On the surface everything appears earnest and serious, but there’s a tipping point where, purposeful or not, this absurdist parable become simply absurd, almost self-parody. Intentional or accidental, either way, I laughed harder at the final 30 minutes than at most comedies this year. There’s a late reveal where, watching Lamb completely alone, I stood up and cheered because it is so damn amazing and ridiculous.
Childless couple Maria (Noomi Rapace) and Ingvar (Hilmir Snaer Gudnason) live alone on their remote Icelandic sheep farm. One day they discover a newborn sheep and, for reasons not immediately apparent, bring it into their home and raise it as a child. Though unusual for sure, for the most part, they go about life like proud, doting new parents. This, of course, weirds people out, namely the only other real character in the film, Ingvar’s brother Petur (Bjorn Hlynur Haraldsson, the “Just be a cool guy” from Eurovision Song Contest).

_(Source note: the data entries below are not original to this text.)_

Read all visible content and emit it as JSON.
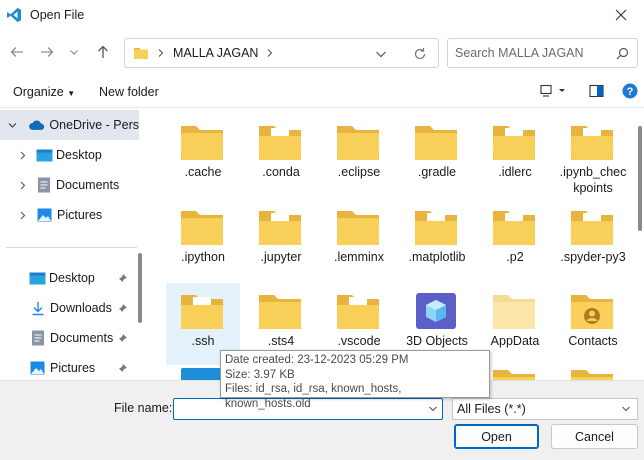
{
  "window": {
    "title": "Open File"
  },
  "address": {
    "folder": "MALLA JAGAN"
  },
  "search": {
    "placeholder": "Search MALLA JAGAN"
  },
  "toolbar": {
    "organize": "Organize",
    "new_folder": "New folder"
  },
  "sidebar": {
    "tree": [
      {
        "label": "OneDrive - Pers",
        "icon": "cloud-icon"
      },
      {
        "label": "Desktop",
        "icon": "desktop-icon"
      },
      {
        "label": "Documents",
        "icon": "documents-icon"
      },
      {
        "label": "Pictures",
        "icon": "pictures-icon"
      }
    ],
    "quick_access": [
      {
        "label": "Desktop",
        "icon": "desktop-icon"
      },
      {
        "label": "Downloads",
        "icon": "download-icon"
      },
      {
        "label": "Documents",
        "icon": "documents-icon"
      },
      {
        "label": "Pictures",
        "icon": "pictures-icon"
      }
    ]
  },
  "files": [
    ".cache",
    ".conda",
    ".eclipse",
    ".gradle",
    ".idlerc",
    ".ipynb_checkpoints",
    ".ipython",
    ".jupyter",
    ".lemminx",
    ".matplotlib",
    ".p2",
    ".spyder-py3",
    ".ssh",
    ".sts4",
    ".vscode",
    "3D Objects",
    "AppData",
    "Contacts"
  ],
  "tooltip": {
    "created": "Date created: 23-12-2023 05:29 PM",
    "size": "Size: 3.97 KB",
    "files": "Files: id_rsa, id_rsa, known_hosts, known_hosts.old"
  },
  "bottom": {
    "file_name_label": "File name:",
    "file_name_value": "",
    "file_type": "All Files (*.*)",
    "open_button": "Open",
    "cancel_button": "Cancel"
  },
  "colors": {
    "accent": "#0067c0",
    "folder": "#f8cf58",
    "folder_dark": "#e9b43d",
    "hover": "#e5f1fb",
    "selected": "#e1e6ef"
  }
}
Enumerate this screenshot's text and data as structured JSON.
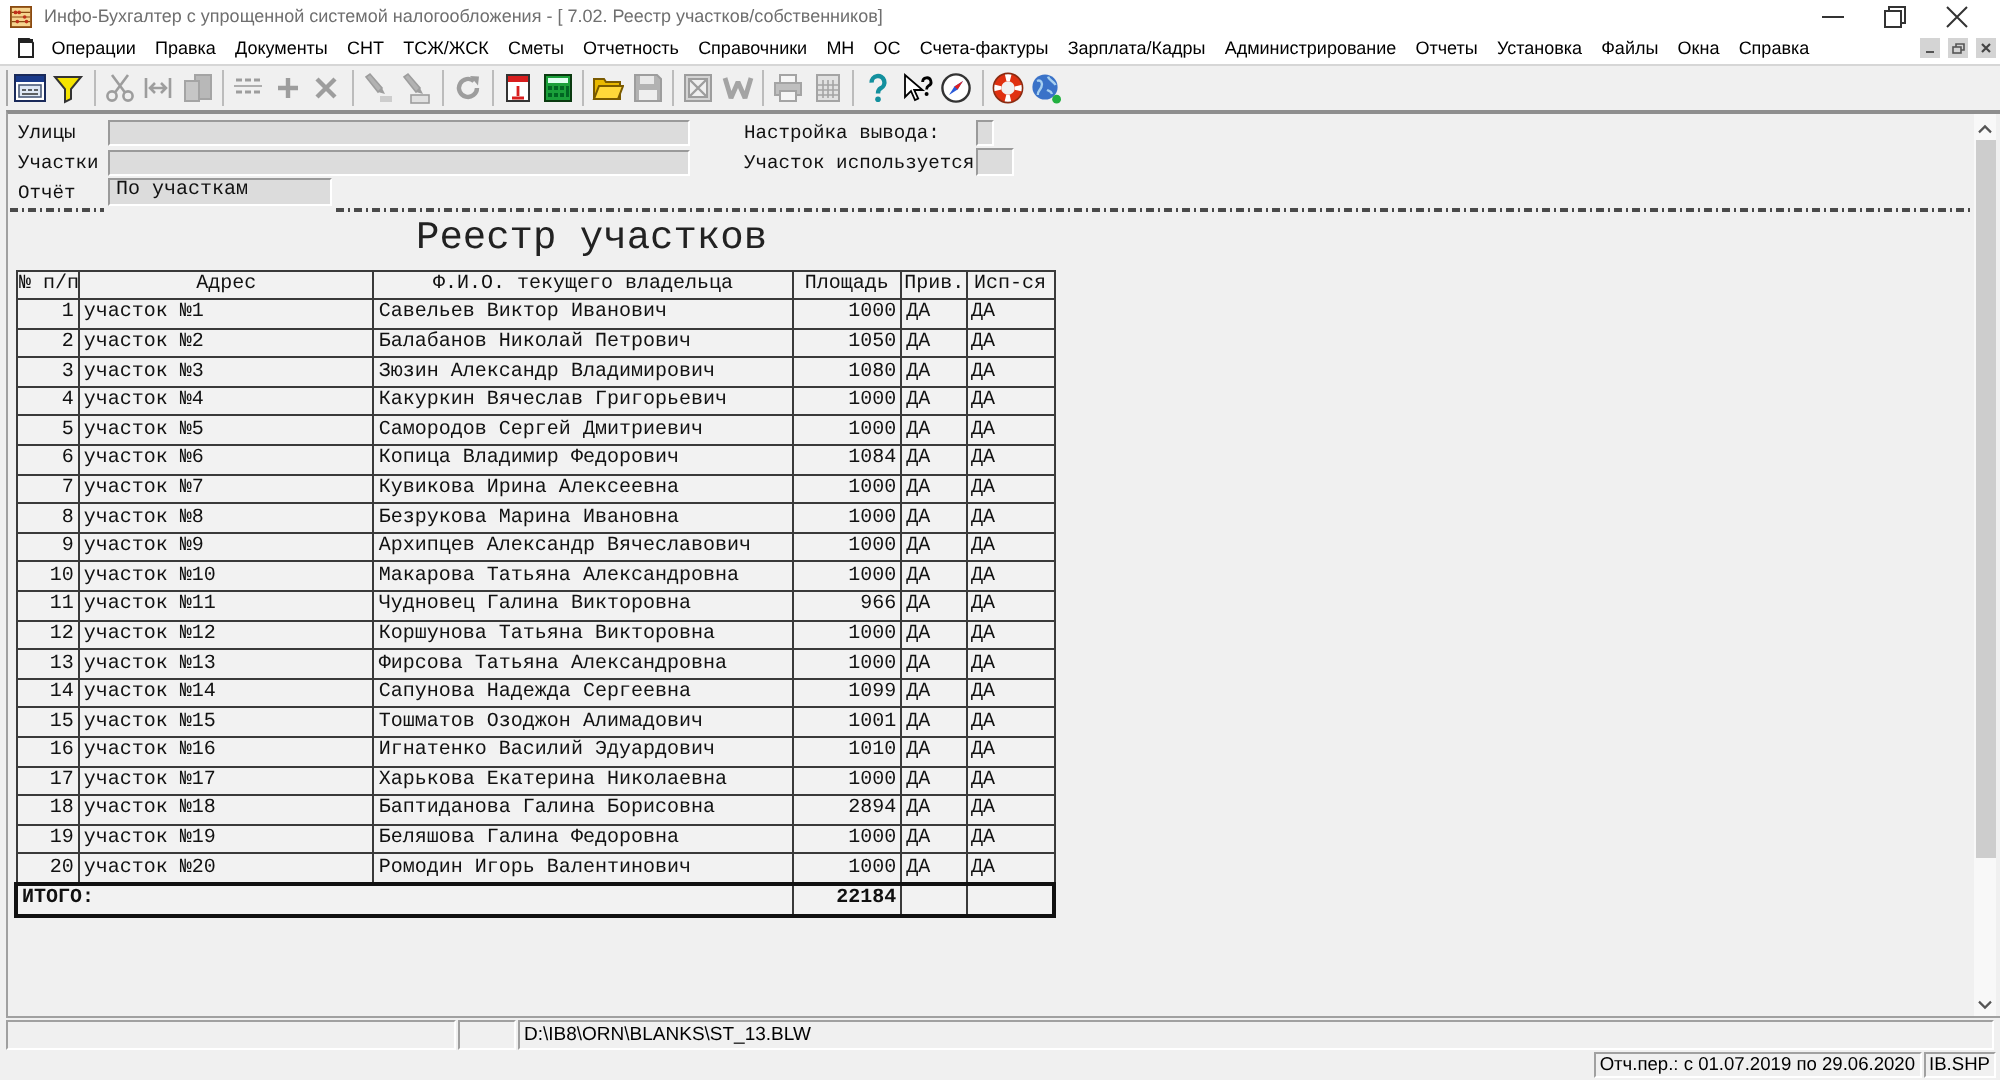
{
  "window": {
    "title": "Инфо-Бухгалтер с упрощенной системой налогообложения - [ 7.02. Реестр участков/собственников]"
  },
  "menu": [
    "Операции",
    "Правка",
    "Документы",
    "СНТ",
    "ТСЖ/ЖСК",
    "Сметы",
    "Отчетность",
    "Справочники",
    "МН",
    "ОС",
    "Счета-фактуры",
    "Зарплата/Кадры",
    "Администрирование",
    "Отчеты",
    "Установка",
    "Файлы",
    "Окна",
    "Справка"
  ],
  "toolbar": [
    {
      "buttons": [
        {
          "kind": "form",
          "disabled": false
        },
        {
          "kind": "filter",
          "disabled": false
        }
      ]
    },
    {
      "buttons": [
        {
          "kind": "cut",
          "disabled": true
        },
        {
          "kind": "merge",
          "disabled": true
        },
        {
          "kind": "copy",
          "disabled": true
        }
      ]
    },
    {
      "buttons": [
        {
          "kind": "numbering",
          "disabled": true
        },
        {
          "kind": "add",
          "disabled": true
        },
        {
          "kind": "delete",
          "disabled": true
        }
      ]
    },
    {
      "buttons": [
        {
          "kind": "marker",
          "disabled": true
        },
        {
          "kind": "highlight",
          "disabled": true
        }
      ]
    },
    {
      "buttons": [
        {
          "kind": "refresh",
          "disabled": true
        }
      ]
    },
    {
      "buttons": [
        {
          "kind": "calendar",
          "disabled": false
        },
        {
          "kind": "calculator",
          "disabled": false
        }
      ]
    },
    {
      "buttons": [
        {
          "kind": "open",
          "disabled": false
        },
        {
          "kind": "save",
          "disabled": true
        }
      ]
    },
    {
      "buttons": [
        {
          "kind": "image",
          "disabled": true
        },
        {
          "kind": "word",
          "disabled": true
        }
      ]
    },
    {
      "buttons": [
        {
          "kind": "print",
          "disabled": true
        },
        {
          "kind": "grid",
          "disabled": true
        }
      ]
    },
    {
      "buttons": [
        {
          "kind": "help",
          "disabled": false
        },
        {
          "kind": "pointer",
          "disabled": false
        },
        {
          "kind": "compass",
          "disabled": false
        }
      ]
    },
    {
      "buttons": [
        {
          "kind": "support",
          "disabled": false
        },
        {
          "kind": "web",
          "disabled": false
        }
      ]
    }
  ],
  "filters": [
    {
      "label": "Улицы",
      "kind": "lookup"
    },
    {
      "label": "Участки",
      "kind": "lookup"
    },
    {
      "label": "Отчёт",
      "kind": "choice",
      "value": "По участкам"
    }
  ],
  "options": [
    {
      "label": "Настройка вывода:",
      "kind": "narrow"
    },
    {
      "label": "Участок используется",
      "kind": "box"
    }
  ],
  "report": {
    "title": "Реестр участков",
    "columns": [
      "№ п/п",
      "Адрес",
      "Ф.И.О. текущего владельца",
      "Площадь",
      "Прив.",
      "Исп-ся"
    ],
    "rows": [
      [
        "1",
        "участок №1",
        "Савельев Виктор Иванович",
        "1000",
        "ДА",
        "ДА"
      ],
      [
        "2",
        "участок №2",
        "Балабанов Николай Петрович",
        "1050",
        "ДА",
        "ДА"
      ],
      [
        "3",
        "участок №3",
        "Зюзин Александр Владимирович",
        "1080",
        "ДА",
        "ДА"
      ],
      [
        "4",
        "участок №4",
        "Какуркин Вячеслав Григорьевич",
        "1000",
        "ДА",
        "ДА"
      ],
      [
        "5",
        "участок №5",
        "Самородов Сергей Дмитриевич",
        "1000",
        "ДА",
        "ДА"
      ],
      [
        "6",
        "участок №6",
        "Копица Владимир Федорович",
        "1084",
        "ДА",
        "ДА"
      ],
      [
        "7",
        "участок №7",
        "Кувикова Ирина Алексеевна",
        "1000",
        "ДА",
        "ДА"
      ],
      [
        "8",
        "участок №8",
        "Безрукова Марина Ивановна",
        "1000",
        "ДА",
        "ДА"
      ],
      [
        "9",
        "участок №9",
        "Архипцев Александр Вячеславович",
        "1000",
        "ДА",
        "ДА"
      ],
      [
        "10",
        "участок №10",
        "Макарова Татьяна Александровна",
        "1000",
        "ДА",
        "ДА"
      ],
      [
        "11",
        "участок №11",
        "Чудновец Галина Викторовна",
        "966",
        "ДА",
        "ДА"
      ],
      [
        "12",
        "участок №12",
        "Коршунова Татьяна Викторовна",
        "1000",
        "ДА",
        "ДА"
      ],
      [
        "13",
        "участок №13",
        "Фирсова Татьяна Александровна",
        "1000",
        "ДА",
        "ДА"
      ],
      [
        "14",
        "участок №14",
        "Сапунова Надежда Сергеевна",
        "1099",
        "ДА",
        "ДА"
      ],
      [
        "15",
        "участок №15",
        "Тошматов Озоджон Алимадович",
        "1001",
        "ДА",
        "ДА"
      ],
      [
        "16",
        "участок №16",
        "Игнатенко Василий Эдуардович",
        "1010",
        "ДА",
        "ДА"
      ],
      [
        "17",
        "участок №17",
        "Харькова Екатерина Николаевна",
        "1000",
        "ДА",
        "ДА"
      ],
      [
        "18",
        "участок №18",
        "Баптиданова Галина Борисовна",
        "2894",
        "ДА",
        "ДА"
      ],
      [
        "19",
        "участок №19",
        "Беляшова Галина Федоровна",
        "1000",
        "ДА",
        "ДА"
      ],
      [
        "20",
        "участок №20",
        "Ромодин Игорь Валентинович",
        "1000",
        "ДА",
        "ДА"
      ]
    ],
    "total": {
      "label": "ИТОГО:",
      "area": "22184"
    }
  },
  "status_bar": {
    "file": "D:\\IB8\\ORN\\BLANKS\\ST_13.BLW",
    "period": "Отч.пер.: с 01.07.2019 по 29.06.2020",
    "database": "IB.SHP"
  }
}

Just a heads up, I’m going to try to discuss Lamb without divulging too much, even major plot points that happen early on, but it’s going to be a tiptoeing act. If you’re going to go into this, going in cold is the best way.
One of the things Lamb does best is play things close to the vest. Johannsson shows the situation in close-up, both literally and figuratively. This lets the audience come to certain conclusions before he pulls back and gives a wider view, exposing an unexpected truth. (At least they’re intended to be unexpected, intuitive viewers will likely suss them out.) We’re presented with a reality, allowed to sit in in long enough that we generally take it at face value, then the filmmakers force us to shift perspective and account for new facts. Some instances work better than others, but the film uses this tool so much eventually we don’t trust anything, unsettling the viewer and our sense of what is and isn’t real.
With only a handful of characters and a sparse, isolated landscape, austere is the best way to describe Lamb. Shot with a cold remove, the film keeps us at arm’s length. There’s little dialogue, and Johannsson and cinematographer Eli Arenson use a lot of still, static shots of barren landscapes and animals doing animal things, with an ominous score layered over the top to imbue these images with meaning and gravity. To mixed effect.
Stingy as ever with the details, and esoteric and obtuse at all turns, Lamb presents a dreamy, gauzy parable of parental grief. Maria and Ingvar have obviously dealt with some sort of loss, and the emotional distance Rapace and Gudnason create between their characters is as great and harrowing as anything found in the expansive natural surroundings. Ada, as they name their “daughter,” melts the ice between them and we watch them soften and reconnect in a tender, quiet way.
Whatever else there is to say about Lamb—and there is a great deal to talk about in the future when people have seen it for themselves—it is full of excellent animal acting, particularly, dogs, cats, and the ever-present sheep. In many cases they’re more emotive and affecting than the human performances. Ada’s birth mother, desperately, doggedly following Maria and Ingvar, practically bleats, “Give me back my baby!” in true horror movie mother fashion.
I’m not even going to attempt to grade or rank this; I wouldn’t know where to begin and I can’t even mention my favorite bits without ruining them. The gradual, deliberate pace and purposely impenetrable narrative are not for everyone, or even most people. These choices all appear intentional, even if the intention behind them, and what we’re supposed to take from them, remain largely obscure. Because of this, Lamb lends itself to multiple readings and interpretations, which is the point. I don’t know that this is a comedy, but on the other hand, I don’t know that it’s not.